YOUR OBJECTIVE — The word to find is "Чемпионат". Copy each line of the material that contains it.

Segment Open

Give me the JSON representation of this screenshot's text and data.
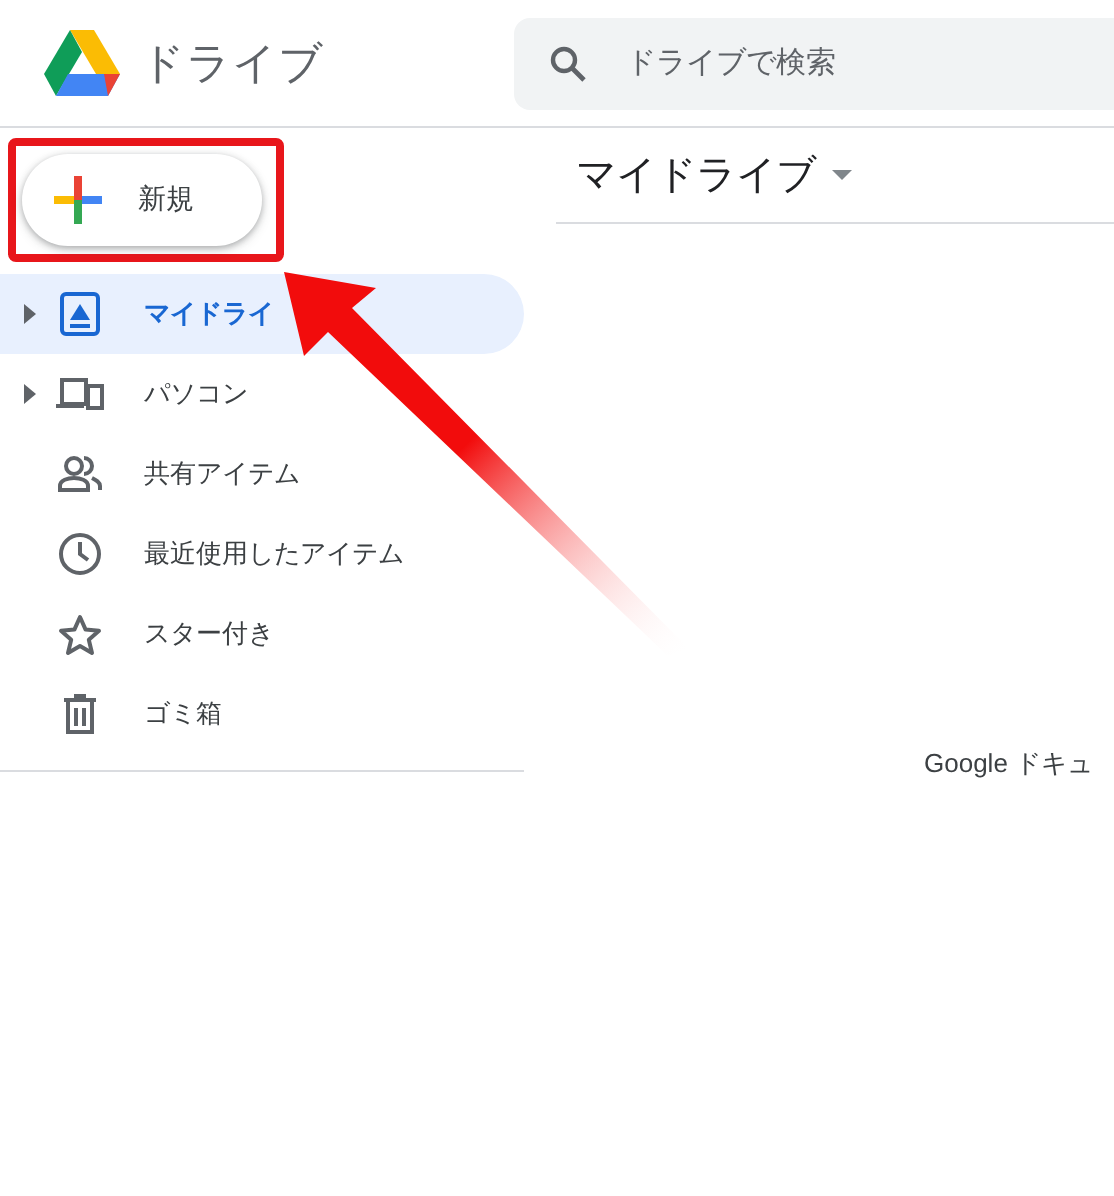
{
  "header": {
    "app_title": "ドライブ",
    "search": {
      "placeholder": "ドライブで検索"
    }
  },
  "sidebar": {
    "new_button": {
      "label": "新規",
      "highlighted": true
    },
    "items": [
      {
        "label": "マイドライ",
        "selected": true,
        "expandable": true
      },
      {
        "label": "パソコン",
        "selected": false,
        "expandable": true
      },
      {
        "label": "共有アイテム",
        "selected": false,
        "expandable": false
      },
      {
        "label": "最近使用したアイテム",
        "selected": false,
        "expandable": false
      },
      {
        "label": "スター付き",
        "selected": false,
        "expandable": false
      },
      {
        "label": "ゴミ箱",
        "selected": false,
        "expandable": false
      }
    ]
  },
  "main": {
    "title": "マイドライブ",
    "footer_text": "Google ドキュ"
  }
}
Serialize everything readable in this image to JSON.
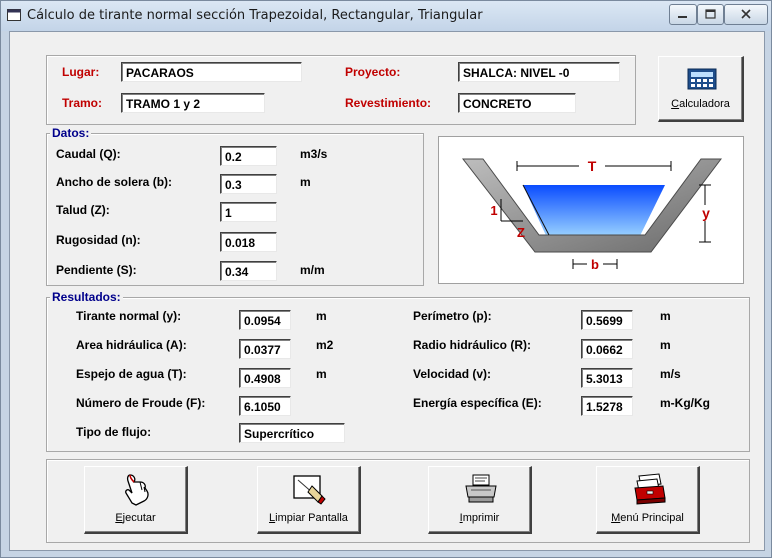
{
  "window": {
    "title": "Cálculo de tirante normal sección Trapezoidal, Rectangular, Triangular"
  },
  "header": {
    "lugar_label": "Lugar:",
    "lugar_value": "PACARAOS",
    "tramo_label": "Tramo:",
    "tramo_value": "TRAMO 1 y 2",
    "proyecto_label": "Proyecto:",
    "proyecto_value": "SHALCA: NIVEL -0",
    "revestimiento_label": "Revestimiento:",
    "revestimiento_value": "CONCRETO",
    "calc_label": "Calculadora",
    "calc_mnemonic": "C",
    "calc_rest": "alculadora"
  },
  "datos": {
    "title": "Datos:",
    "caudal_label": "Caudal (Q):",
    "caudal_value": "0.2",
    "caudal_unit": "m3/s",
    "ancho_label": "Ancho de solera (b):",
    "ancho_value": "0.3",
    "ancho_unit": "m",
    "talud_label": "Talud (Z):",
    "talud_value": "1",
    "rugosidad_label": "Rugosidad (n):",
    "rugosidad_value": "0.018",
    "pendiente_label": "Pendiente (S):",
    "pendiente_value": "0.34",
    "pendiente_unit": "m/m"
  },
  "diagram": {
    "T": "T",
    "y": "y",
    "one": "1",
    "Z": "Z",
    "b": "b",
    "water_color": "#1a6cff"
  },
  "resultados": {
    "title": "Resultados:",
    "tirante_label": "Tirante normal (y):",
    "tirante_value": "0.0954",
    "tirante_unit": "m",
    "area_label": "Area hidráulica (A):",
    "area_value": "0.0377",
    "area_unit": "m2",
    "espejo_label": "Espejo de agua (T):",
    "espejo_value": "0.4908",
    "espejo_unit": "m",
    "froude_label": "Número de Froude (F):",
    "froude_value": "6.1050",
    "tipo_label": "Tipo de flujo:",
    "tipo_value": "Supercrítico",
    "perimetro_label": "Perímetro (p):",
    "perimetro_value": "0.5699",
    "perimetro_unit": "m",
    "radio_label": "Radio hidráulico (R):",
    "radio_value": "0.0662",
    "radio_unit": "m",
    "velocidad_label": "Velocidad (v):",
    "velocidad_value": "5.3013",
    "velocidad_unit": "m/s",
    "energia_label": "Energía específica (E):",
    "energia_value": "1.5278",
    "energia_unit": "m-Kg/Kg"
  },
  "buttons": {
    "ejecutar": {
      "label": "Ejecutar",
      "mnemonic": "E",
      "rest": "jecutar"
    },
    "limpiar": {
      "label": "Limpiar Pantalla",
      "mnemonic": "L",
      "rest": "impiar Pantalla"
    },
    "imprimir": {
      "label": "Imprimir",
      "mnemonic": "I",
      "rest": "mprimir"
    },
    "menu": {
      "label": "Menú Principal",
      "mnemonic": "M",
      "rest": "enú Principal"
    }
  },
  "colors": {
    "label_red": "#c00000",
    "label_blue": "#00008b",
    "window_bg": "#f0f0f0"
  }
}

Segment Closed
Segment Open

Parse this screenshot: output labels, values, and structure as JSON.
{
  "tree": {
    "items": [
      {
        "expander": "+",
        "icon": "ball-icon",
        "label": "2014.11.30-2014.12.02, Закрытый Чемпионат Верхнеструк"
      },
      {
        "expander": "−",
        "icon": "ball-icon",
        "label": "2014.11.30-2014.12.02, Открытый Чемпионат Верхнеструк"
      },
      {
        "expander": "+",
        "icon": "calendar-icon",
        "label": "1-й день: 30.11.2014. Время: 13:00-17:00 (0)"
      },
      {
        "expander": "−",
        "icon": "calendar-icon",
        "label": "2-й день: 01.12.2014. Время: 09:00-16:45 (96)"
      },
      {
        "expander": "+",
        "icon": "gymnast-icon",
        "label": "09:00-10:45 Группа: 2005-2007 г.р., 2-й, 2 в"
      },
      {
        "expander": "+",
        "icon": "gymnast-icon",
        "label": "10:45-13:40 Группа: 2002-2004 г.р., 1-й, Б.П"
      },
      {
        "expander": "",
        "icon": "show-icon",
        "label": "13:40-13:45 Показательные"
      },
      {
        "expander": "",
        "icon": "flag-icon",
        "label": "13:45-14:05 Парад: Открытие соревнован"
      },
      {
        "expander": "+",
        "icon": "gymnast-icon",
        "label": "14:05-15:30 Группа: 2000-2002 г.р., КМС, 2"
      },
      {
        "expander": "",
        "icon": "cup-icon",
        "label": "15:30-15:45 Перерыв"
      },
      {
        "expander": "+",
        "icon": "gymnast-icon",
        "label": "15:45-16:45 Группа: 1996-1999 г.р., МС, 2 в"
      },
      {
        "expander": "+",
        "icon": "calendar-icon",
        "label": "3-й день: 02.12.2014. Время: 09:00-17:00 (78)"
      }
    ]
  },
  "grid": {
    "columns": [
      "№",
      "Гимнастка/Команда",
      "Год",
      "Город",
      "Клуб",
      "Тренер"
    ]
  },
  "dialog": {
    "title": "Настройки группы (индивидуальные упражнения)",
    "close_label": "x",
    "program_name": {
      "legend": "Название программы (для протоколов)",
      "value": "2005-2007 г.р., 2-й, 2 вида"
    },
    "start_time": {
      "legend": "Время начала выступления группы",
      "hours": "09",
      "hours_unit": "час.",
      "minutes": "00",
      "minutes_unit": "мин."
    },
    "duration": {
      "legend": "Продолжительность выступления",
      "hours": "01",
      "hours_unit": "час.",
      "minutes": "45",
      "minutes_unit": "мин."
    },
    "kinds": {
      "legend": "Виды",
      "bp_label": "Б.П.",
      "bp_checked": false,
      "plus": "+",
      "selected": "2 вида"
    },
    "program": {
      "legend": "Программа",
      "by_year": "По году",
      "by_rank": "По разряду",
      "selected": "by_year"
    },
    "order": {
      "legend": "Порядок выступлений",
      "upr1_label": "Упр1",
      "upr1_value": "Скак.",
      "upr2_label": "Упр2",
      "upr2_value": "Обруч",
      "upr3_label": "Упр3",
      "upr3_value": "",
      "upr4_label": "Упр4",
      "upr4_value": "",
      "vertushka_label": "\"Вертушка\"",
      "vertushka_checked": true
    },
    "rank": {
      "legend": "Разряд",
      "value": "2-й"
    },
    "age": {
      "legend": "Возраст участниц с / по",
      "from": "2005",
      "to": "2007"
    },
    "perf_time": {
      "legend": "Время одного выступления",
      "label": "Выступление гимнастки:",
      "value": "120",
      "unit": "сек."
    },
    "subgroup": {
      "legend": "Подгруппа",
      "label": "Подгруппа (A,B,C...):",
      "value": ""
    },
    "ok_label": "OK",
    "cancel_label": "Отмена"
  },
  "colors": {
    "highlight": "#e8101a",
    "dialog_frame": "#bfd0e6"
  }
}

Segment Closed
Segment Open

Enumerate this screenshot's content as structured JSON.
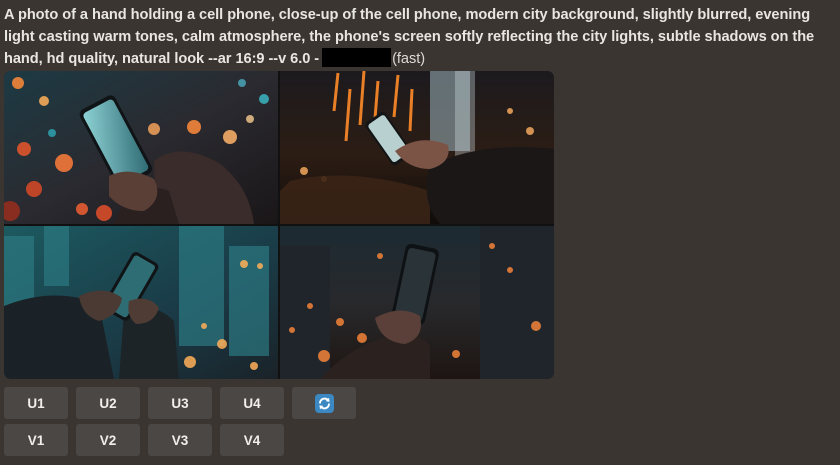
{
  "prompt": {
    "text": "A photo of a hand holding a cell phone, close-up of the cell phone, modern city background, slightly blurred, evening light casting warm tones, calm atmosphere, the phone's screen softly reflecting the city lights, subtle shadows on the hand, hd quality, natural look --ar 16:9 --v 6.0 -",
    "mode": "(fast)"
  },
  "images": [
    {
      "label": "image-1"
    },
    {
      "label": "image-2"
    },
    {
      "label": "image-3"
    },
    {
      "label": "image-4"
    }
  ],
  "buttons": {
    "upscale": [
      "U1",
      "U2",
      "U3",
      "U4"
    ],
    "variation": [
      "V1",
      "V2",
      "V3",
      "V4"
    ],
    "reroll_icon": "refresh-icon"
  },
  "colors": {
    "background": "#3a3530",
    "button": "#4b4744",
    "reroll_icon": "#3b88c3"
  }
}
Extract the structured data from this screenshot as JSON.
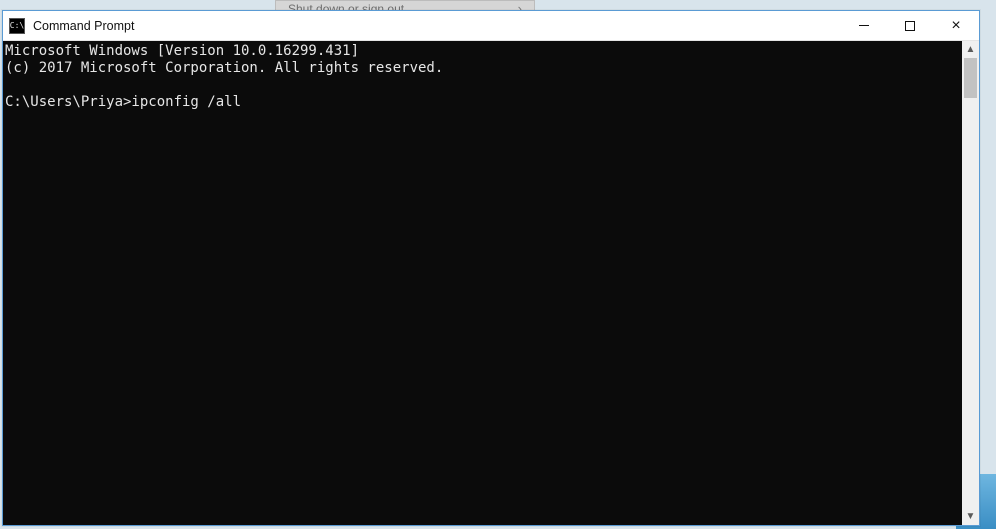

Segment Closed

ANSWER TO THIS TASK —
        "label": "2014.11.30-2014.12.02, Закрытый Чемпионат Верхнеструк"
        "label": "2014.11.30-2014.12.02, Открытый Чемпионат Верхнеструк"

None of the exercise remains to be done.